- _Problem description_
Please return the lines of the data that contain "this".

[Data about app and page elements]
►

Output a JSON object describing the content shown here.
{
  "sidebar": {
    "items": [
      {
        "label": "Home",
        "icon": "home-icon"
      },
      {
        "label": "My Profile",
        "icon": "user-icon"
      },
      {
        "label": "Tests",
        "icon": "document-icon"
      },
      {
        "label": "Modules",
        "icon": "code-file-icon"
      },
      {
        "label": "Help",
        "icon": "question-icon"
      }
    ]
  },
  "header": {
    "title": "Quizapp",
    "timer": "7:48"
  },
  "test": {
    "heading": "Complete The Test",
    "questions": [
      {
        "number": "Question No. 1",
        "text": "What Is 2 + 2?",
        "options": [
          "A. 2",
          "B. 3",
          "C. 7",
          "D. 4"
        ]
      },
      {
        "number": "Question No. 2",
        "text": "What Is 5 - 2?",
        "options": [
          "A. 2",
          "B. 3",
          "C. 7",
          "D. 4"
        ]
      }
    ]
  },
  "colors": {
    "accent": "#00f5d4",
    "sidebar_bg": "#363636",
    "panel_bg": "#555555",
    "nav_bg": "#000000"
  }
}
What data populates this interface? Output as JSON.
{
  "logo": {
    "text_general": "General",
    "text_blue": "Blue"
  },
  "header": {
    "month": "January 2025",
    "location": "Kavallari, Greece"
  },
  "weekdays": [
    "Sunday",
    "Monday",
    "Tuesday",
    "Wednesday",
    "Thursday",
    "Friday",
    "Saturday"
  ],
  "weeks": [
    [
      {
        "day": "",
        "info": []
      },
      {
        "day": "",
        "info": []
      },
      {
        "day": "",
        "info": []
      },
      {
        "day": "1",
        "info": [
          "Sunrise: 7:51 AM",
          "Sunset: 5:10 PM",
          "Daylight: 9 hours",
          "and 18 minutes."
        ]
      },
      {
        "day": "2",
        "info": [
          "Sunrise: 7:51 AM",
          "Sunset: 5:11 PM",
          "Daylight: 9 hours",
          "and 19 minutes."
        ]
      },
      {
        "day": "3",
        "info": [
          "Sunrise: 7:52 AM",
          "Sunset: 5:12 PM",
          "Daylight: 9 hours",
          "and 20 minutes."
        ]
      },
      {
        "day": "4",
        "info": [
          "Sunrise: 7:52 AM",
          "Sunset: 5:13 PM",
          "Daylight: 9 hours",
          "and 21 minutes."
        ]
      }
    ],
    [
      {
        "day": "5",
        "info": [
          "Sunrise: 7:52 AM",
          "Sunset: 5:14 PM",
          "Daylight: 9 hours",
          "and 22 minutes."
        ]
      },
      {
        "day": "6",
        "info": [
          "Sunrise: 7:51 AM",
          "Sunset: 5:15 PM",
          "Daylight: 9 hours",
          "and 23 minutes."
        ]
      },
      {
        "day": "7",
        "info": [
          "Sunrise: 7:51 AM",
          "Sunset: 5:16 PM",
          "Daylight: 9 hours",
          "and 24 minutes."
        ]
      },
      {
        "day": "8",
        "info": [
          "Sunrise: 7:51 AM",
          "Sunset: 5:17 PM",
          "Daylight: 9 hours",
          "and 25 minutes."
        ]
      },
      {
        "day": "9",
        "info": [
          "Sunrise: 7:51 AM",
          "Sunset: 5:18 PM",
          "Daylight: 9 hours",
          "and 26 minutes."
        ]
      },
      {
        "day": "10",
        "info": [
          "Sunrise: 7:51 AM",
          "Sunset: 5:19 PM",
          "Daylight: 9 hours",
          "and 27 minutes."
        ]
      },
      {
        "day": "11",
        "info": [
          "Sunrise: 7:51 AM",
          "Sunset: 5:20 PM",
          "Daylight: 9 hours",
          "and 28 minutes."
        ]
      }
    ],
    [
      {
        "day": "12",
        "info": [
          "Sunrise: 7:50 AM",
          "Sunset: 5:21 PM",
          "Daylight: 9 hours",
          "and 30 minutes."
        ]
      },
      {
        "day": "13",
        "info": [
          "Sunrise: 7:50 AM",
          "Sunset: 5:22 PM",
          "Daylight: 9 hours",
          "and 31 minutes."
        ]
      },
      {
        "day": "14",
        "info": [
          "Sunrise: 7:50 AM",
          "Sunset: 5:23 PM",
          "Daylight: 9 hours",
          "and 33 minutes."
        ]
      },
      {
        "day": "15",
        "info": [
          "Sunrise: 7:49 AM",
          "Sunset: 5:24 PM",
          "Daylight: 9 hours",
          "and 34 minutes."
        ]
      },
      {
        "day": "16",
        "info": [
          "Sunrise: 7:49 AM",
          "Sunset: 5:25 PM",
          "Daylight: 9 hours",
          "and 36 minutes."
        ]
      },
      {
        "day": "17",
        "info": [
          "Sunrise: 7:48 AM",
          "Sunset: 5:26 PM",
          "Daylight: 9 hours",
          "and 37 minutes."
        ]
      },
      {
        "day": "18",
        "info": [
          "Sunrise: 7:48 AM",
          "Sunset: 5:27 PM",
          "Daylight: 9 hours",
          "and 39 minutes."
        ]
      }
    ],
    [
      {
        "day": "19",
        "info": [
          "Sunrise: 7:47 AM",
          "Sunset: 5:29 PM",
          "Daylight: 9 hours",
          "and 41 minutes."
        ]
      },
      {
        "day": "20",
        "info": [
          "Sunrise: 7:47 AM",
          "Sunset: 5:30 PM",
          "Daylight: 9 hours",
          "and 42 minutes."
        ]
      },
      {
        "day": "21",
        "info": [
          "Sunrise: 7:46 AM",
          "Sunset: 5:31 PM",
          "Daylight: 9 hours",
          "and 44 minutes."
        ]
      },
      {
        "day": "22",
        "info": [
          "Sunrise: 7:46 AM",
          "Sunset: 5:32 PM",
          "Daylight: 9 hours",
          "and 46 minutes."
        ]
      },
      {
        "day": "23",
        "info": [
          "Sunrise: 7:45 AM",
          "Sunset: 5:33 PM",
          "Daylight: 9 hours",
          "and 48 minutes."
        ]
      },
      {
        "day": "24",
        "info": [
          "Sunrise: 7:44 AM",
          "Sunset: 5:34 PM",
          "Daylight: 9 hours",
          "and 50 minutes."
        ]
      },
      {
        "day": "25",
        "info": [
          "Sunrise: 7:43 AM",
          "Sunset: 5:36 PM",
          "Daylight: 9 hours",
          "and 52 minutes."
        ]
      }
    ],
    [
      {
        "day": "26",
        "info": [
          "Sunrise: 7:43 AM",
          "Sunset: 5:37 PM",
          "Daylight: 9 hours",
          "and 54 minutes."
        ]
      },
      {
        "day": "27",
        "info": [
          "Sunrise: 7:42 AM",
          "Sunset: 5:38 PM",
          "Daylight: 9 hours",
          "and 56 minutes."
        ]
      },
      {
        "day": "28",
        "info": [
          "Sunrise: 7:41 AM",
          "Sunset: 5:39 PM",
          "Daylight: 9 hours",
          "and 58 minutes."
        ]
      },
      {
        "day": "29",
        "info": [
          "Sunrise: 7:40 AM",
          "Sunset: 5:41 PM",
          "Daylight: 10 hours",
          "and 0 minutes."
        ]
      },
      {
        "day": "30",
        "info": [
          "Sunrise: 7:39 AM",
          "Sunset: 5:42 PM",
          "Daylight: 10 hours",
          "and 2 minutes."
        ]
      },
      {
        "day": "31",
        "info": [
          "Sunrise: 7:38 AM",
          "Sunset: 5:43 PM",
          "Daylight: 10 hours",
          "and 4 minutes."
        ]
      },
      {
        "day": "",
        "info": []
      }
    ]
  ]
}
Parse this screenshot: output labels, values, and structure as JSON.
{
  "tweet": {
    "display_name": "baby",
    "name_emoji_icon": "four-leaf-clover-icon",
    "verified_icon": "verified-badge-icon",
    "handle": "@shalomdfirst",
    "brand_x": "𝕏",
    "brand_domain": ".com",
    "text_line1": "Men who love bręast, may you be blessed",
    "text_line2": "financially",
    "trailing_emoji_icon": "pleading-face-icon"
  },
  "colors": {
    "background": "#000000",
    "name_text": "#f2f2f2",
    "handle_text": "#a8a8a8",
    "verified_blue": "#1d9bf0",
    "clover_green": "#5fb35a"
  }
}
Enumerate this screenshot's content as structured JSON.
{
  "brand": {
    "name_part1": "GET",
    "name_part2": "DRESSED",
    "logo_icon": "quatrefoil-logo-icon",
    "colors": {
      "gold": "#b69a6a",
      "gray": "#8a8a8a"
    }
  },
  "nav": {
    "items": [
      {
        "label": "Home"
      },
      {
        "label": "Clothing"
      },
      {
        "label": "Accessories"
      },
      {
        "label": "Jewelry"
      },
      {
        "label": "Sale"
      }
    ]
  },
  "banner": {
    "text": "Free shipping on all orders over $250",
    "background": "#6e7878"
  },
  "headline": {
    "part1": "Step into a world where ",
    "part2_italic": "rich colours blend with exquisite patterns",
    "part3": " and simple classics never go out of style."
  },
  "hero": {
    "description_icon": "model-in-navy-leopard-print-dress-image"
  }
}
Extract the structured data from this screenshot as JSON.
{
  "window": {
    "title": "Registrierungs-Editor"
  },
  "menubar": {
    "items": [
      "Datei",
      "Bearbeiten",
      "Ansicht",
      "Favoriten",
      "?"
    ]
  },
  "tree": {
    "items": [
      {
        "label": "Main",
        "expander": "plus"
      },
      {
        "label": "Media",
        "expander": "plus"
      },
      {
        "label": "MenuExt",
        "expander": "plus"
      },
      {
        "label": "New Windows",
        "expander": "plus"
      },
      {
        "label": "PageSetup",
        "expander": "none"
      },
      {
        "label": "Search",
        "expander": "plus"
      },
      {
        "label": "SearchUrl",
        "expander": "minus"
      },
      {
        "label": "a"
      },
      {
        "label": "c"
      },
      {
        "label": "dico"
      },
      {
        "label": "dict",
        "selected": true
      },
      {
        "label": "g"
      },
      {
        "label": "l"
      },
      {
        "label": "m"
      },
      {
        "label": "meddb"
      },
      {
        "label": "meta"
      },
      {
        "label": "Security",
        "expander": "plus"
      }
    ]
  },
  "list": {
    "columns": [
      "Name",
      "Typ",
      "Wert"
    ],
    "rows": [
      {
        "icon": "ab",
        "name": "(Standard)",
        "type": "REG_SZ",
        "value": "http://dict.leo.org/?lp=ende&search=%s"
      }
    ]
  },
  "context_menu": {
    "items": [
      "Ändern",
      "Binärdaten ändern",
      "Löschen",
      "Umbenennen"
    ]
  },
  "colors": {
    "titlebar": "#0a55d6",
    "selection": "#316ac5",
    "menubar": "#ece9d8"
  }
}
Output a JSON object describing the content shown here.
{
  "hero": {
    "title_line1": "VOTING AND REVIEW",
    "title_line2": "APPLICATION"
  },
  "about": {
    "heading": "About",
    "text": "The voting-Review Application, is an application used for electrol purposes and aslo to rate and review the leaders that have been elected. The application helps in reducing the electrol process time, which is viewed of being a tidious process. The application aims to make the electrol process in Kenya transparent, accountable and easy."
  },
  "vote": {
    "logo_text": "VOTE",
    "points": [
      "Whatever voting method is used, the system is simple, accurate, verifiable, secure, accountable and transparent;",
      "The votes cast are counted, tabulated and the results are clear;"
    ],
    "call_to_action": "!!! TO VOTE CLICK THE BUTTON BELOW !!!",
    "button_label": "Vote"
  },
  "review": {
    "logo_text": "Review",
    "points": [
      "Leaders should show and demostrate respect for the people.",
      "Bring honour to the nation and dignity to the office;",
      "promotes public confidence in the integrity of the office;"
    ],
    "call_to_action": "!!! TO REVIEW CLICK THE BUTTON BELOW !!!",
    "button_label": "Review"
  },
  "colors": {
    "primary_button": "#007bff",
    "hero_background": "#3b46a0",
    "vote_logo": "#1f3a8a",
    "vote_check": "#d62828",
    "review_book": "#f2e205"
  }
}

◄

- _Solution_
What data populates this interface? Output as JSON.
Parse this screenshot: output labels, values, and structure as JSON.
Enumerate this screenshot's content as structured JSON.
Extract the structured data from this screenshot as JSON.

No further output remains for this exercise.